**WHAT YOU NEED TO DO:** Wherever "JSON" turns up in the entries, copy out the line that holds it.

Data records for software interfaces:
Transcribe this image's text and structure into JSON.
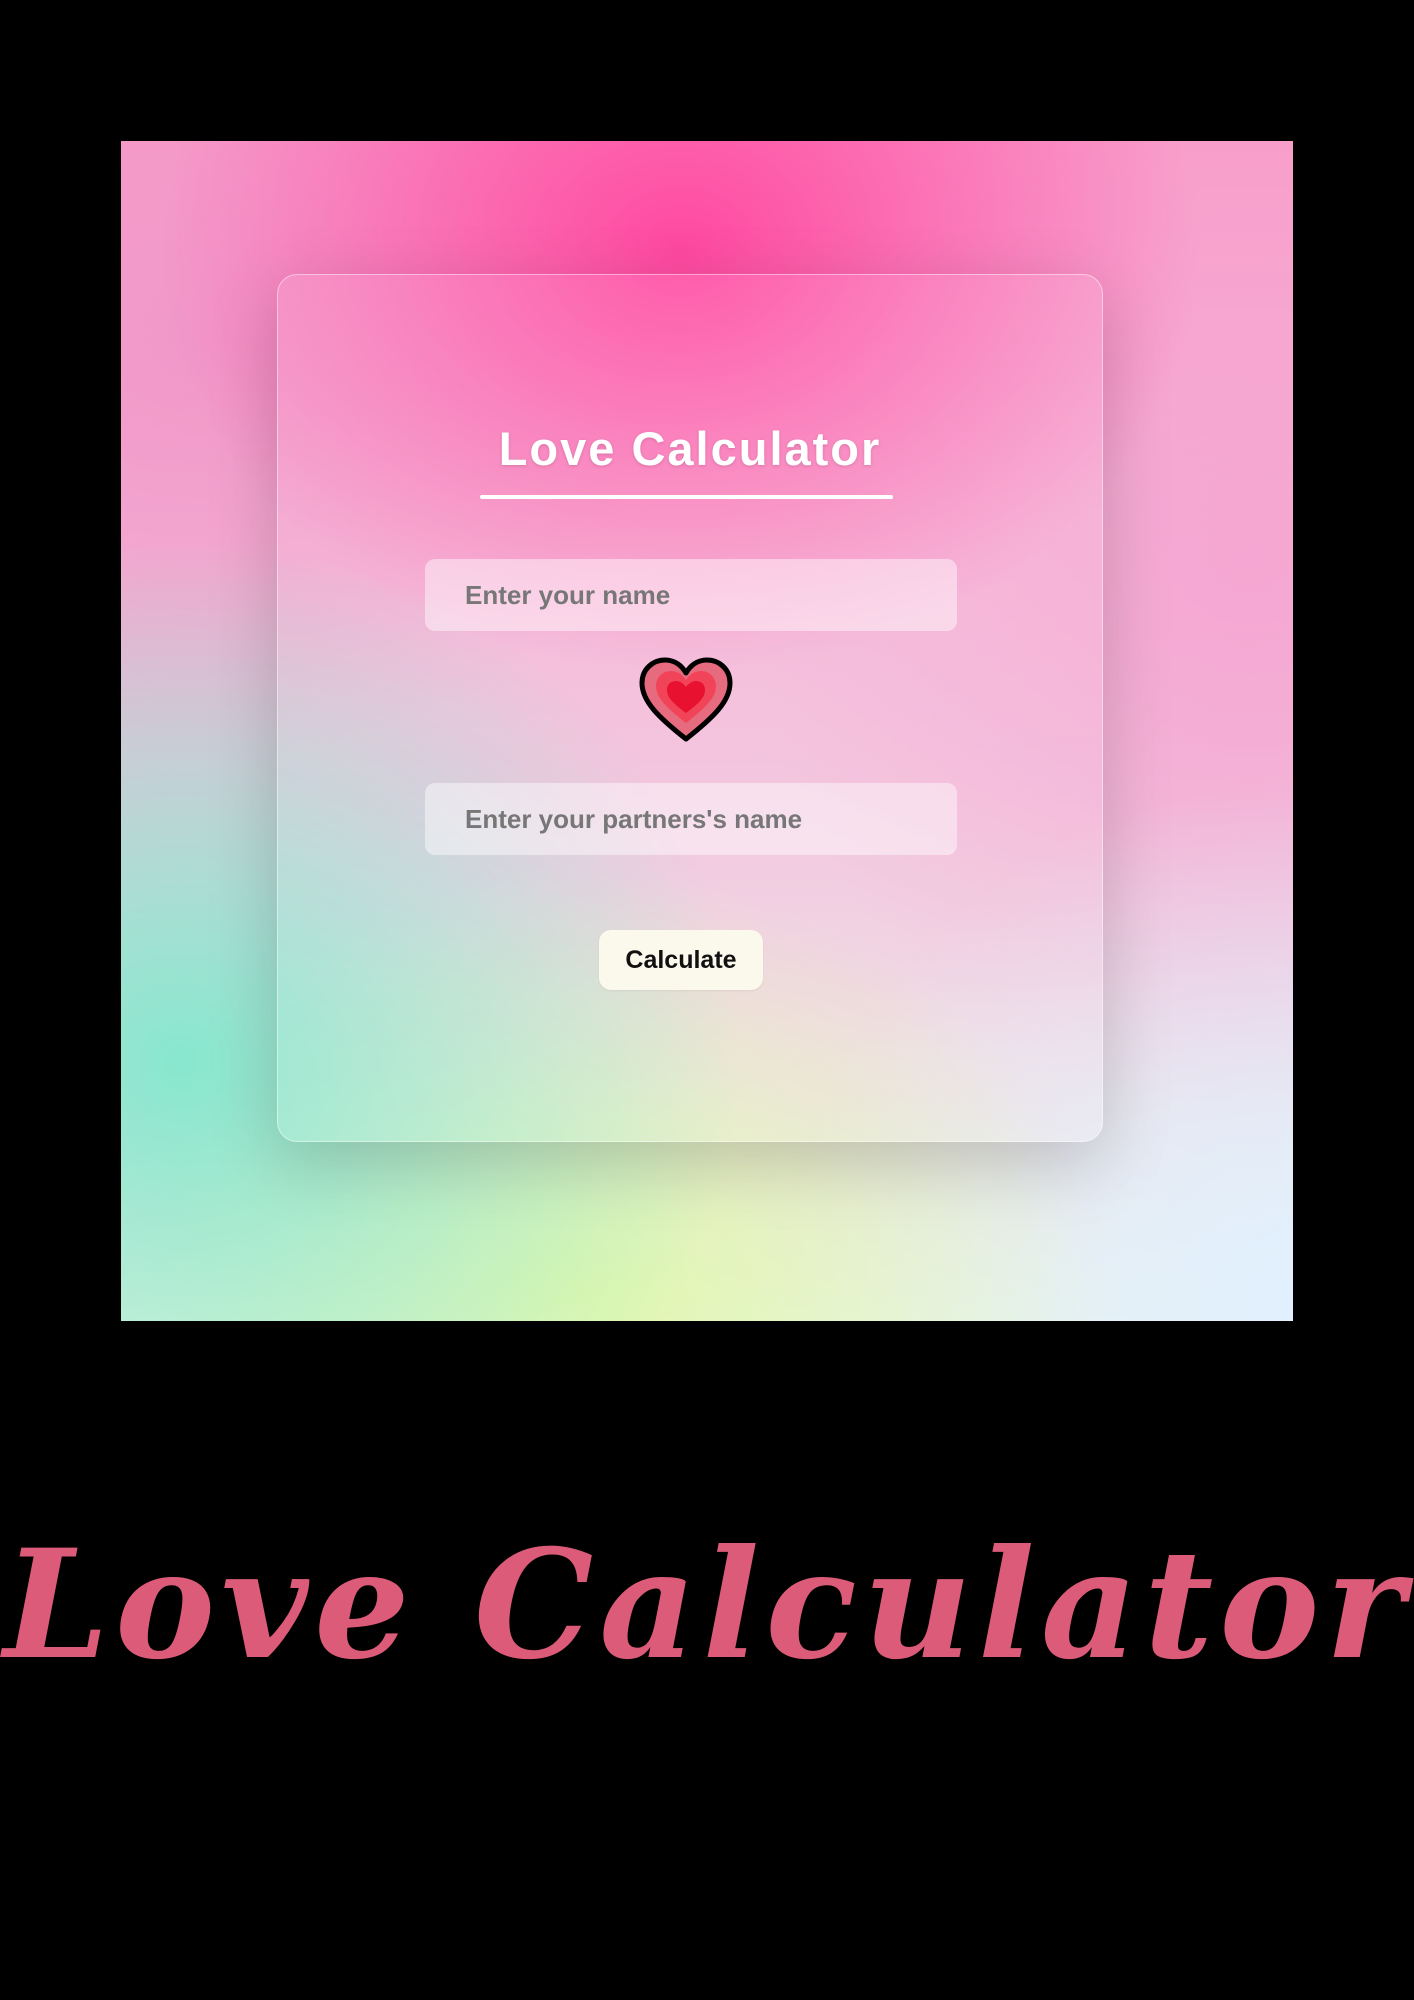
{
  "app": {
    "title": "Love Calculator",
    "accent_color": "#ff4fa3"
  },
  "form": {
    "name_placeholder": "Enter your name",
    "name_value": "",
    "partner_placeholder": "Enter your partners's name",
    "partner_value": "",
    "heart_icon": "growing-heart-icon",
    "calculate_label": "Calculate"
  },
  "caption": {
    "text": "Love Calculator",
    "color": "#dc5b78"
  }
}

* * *

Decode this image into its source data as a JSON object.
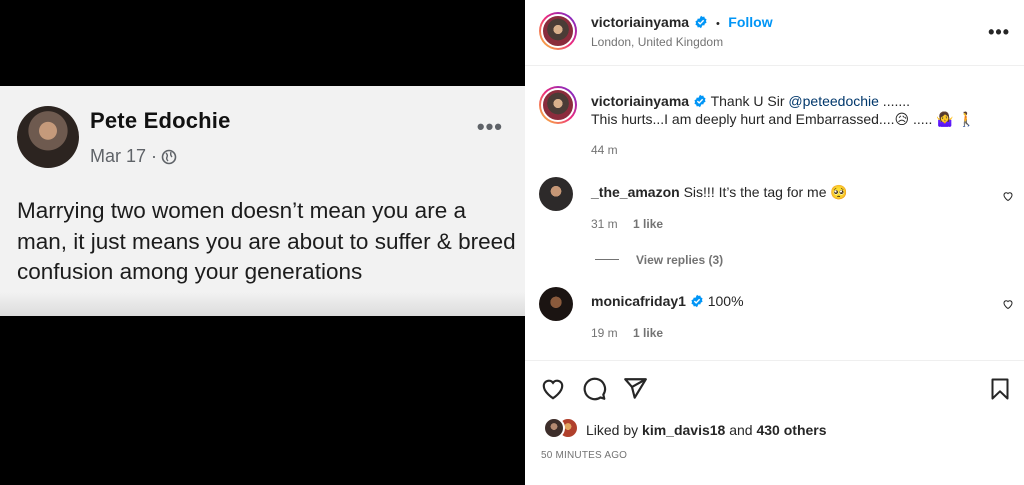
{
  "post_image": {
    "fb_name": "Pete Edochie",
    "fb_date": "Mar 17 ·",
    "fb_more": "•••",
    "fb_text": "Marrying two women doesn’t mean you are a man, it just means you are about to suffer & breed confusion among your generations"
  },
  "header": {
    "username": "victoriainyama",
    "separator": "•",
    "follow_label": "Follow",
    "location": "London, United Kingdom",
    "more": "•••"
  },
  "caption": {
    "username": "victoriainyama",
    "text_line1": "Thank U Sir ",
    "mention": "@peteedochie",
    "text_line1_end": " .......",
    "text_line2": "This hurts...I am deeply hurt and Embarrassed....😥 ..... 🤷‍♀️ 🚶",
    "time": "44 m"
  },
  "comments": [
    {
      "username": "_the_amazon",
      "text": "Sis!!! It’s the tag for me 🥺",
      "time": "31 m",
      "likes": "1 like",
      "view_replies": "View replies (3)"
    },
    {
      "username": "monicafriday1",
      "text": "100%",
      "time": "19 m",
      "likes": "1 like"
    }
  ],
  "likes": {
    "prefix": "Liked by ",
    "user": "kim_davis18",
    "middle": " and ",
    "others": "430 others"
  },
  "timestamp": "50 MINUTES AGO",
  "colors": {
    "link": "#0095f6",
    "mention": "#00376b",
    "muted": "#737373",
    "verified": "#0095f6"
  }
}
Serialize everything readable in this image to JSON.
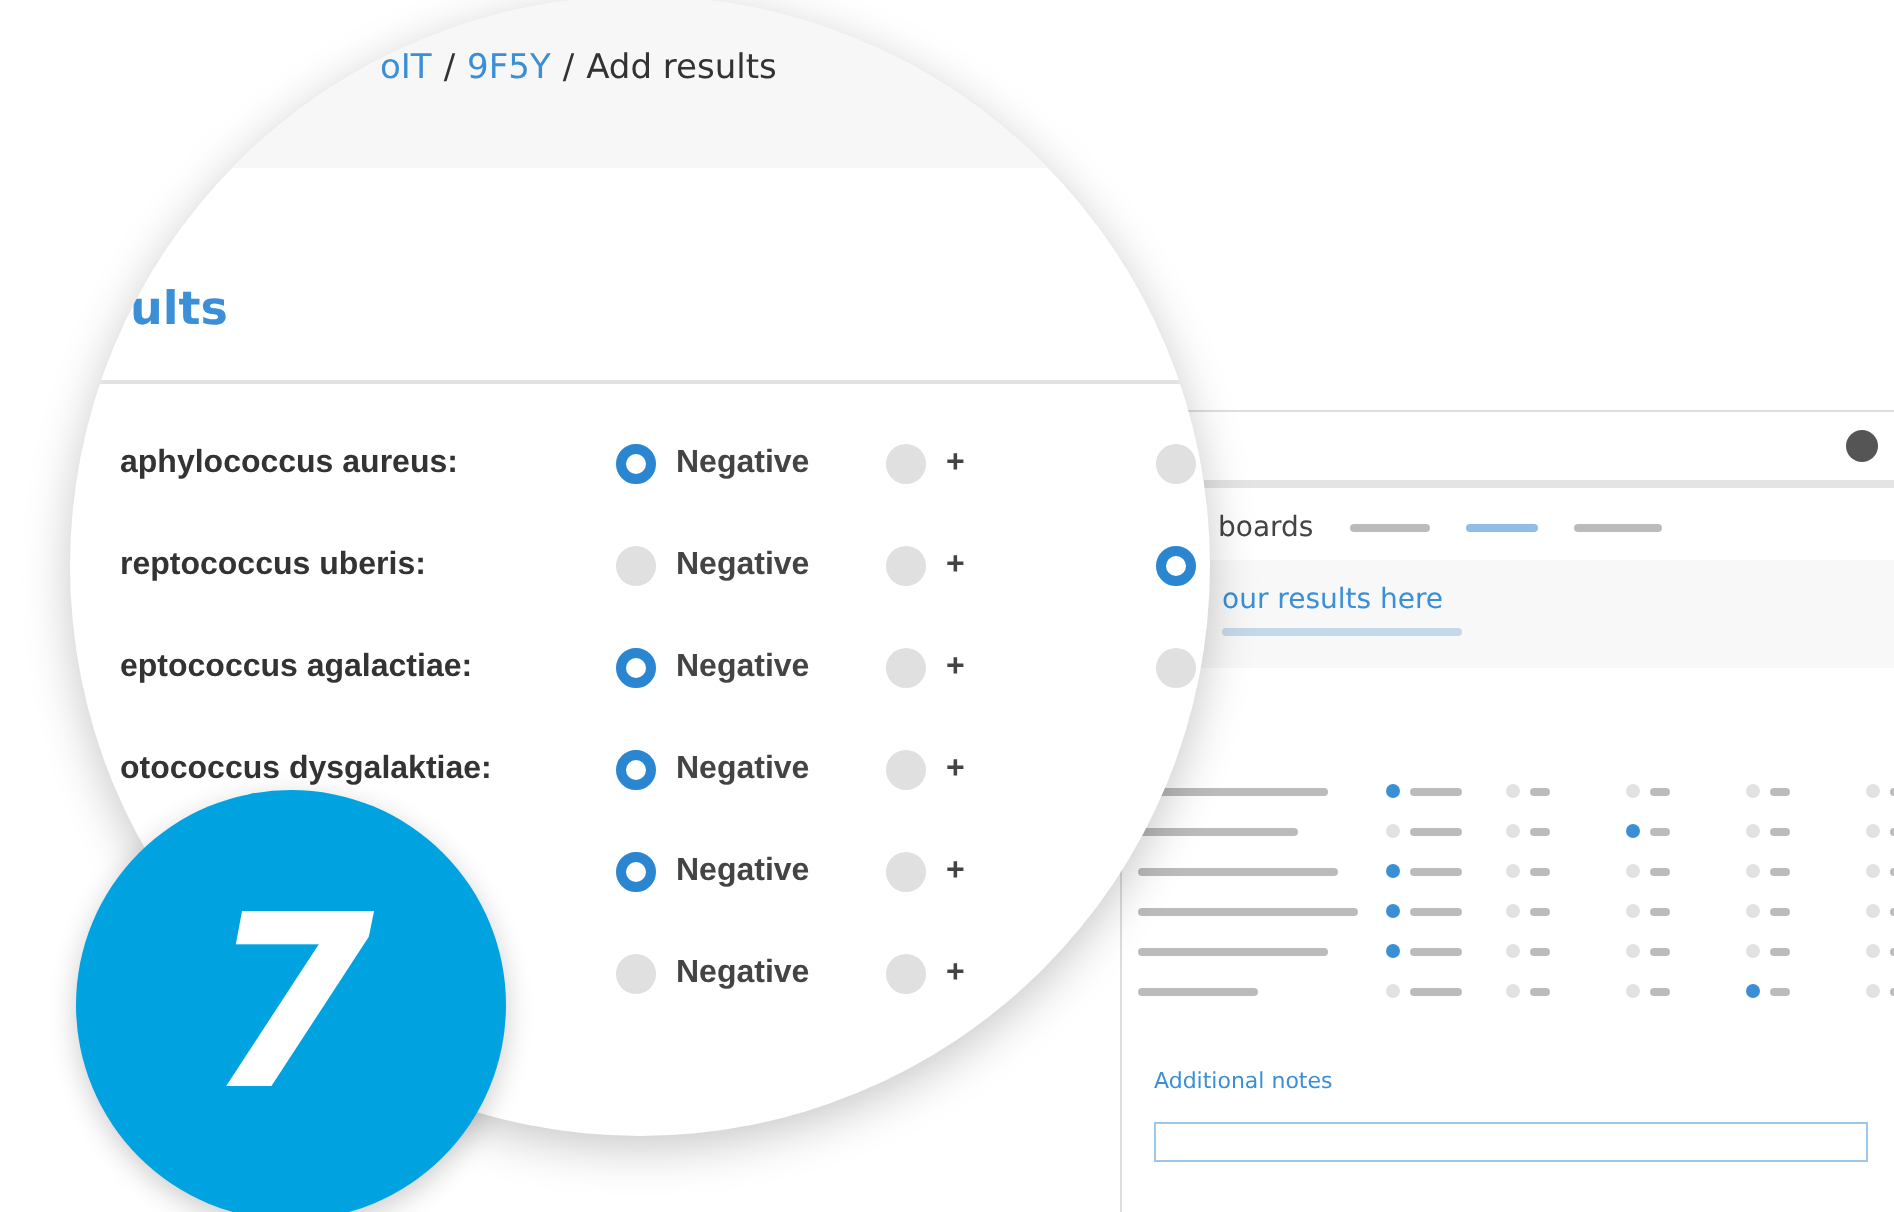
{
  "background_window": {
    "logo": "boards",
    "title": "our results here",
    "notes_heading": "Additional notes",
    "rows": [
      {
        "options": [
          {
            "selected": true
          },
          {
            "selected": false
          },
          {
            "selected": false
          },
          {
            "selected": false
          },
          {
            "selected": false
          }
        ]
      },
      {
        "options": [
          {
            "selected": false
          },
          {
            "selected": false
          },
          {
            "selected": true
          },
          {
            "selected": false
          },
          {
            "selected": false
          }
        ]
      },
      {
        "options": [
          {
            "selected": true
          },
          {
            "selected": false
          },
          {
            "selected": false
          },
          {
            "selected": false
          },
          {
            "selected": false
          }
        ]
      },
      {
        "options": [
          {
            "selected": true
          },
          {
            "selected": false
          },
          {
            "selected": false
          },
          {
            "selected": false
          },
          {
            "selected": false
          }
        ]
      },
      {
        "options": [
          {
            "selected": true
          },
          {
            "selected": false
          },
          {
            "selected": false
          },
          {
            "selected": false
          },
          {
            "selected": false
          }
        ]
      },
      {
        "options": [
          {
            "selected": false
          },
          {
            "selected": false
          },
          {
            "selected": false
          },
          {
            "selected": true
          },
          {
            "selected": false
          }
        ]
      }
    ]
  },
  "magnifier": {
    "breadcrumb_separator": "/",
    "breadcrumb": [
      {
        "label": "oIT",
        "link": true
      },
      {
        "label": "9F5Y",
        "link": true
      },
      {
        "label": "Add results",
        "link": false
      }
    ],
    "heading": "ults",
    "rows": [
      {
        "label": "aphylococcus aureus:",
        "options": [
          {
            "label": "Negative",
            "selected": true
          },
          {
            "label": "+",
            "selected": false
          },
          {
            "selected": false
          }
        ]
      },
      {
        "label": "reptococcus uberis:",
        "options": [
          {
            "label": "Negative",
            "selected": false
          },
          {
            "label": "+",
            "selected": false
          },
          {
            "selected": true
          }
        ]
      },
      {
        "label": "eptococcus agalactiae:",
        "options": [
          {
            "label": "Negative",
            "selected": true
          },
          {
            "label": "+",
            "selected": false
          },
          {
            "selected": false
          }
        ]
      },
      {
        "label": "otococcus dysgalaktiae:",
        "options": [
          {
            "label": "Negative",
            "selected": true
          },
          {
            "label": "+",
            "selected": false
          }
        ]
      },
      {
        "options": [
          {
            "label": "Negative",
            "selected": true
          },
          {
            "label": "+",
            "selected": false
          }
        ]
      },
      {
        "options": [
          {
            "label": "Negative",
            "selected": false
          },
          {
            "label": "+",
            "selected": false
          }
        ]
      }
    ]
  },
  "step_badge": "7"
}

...

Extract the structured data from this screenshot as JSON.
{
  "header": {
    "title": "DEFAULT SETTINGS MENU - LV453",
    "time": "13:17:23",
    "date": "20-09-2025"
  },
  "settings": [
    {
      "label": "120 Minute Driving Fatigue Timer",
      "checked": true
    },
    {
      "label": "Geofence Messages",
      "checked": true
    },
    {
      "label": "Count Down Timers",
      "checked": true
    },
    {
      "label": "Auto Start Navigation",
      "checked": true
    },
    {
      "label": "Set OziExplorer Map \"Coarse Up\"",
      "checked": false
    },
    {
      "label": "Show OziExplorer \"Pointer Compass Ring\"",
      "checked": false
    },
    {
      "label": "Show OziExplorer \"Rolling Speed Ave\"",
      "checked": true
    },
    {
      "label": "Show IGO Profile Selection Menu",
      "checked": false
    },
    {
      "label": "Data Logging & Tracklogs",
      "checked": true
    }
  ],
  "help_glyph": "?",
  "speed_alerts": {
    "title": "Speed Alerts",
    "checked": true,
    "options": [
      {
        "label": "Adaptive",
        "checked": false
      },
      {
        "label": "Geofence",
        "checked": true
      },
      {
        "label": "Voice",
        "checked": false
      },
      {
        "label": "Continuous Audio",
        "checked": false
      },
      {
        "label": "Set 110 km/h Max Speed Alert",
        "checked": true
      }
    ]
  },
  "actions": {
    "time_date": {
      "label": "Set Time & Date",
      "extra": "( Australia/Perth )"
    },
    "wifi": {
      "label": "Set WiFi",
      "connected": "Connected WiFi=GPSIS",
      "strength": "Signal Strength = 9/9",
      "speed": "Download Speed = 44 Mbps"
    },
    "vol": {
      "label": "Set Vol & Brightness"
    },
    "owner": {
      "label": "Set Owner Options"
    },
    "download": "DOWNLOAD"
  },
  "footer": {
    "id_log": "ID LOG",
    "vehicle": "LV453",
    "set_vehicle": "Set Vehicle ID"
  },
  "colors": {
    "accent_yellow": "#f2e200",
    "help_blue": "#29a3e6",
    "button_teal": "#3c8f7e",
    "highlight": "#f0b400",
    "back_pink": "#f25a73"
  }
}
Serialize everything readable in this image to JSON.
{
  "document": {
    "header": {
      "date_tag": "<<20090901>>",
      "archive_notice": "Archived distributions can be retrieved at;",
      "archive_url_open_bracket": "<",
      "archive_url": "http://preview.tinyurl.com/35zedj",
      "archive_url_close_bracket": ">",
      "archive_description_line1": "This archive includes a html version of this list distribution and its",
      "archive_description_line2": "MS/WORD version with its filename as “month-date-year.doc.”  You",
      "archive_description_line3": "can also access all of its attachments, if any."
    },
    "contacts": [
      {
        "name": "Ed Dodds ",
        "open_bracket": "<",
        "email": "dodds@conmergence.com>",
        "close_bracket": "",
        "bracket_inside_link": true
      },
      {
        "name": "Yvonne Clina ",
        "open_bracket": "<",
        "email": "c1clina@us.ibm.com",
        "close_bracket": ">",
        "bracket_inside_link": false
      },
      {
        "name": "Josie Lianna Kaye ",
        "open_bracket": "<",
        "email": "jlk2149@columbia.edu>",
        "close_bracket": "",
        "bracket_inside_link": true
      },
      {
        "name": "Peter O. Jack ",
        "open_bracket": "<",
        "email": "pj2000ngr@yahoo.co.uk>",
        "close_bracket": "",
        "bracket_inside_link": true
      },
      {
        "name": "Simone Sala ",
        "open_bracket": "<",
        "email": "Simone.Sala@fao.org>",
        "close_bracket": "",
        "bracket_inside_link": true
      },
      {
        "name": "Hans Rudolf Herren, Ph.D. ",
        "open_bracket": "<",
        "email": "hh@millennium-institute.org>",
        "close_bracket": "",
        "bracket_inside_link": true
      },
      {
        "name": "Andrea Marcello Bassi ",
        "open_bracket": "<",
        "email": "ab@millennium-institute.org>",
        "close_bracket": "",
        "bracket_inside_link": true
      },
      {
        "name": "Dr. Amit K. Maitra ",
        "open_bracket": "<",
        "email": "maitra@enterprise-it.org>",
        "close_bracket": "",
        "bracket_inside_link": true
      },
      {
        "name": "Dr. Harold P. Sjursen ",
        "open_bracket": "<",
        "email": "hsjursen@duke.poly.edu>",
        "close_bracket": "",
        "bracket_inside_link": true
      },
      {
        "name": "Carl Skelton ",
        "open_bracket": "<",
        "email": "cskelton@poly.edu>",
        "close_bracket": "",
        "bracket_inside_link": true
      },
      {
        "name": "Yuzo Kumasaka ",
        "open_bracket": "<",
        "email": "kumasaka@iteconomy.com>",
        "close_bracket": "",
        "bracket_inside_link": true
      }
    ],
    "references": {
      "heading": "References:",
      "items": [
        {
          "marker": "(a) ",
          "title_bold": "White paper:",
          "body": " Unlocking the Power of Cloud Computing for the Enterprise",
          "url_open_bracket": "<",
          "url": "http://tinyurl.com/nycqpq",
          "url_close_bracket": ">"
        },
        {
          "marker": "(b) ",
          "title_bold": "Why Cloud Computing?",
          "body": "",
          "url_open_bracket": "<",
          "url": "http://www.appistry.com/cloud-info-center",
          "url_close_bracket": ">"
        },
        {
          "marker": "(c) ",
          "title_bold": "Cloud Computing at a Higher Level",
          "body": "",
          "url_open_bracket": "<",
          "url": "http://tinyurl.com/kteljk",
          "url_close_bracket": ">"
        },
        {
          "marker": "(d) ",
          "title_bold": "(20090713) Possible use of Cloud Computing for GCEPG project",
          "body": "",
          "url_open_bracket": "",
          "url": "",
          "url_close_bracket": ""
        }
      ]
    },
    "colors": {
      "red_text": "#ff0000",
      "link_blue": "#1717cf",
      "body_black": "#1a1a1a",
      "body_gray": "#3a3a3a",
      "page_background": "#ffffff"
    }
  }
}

**RESPONSE TO THE TASK:**
Transcribe this image's text and structure into JSON.
Decode this image into its source data as a JSON object.
Serialize everything readable in this image to JSON.
Extract the structured data from this screenshot as JSON.
Serialize everything readable in this image to JSON.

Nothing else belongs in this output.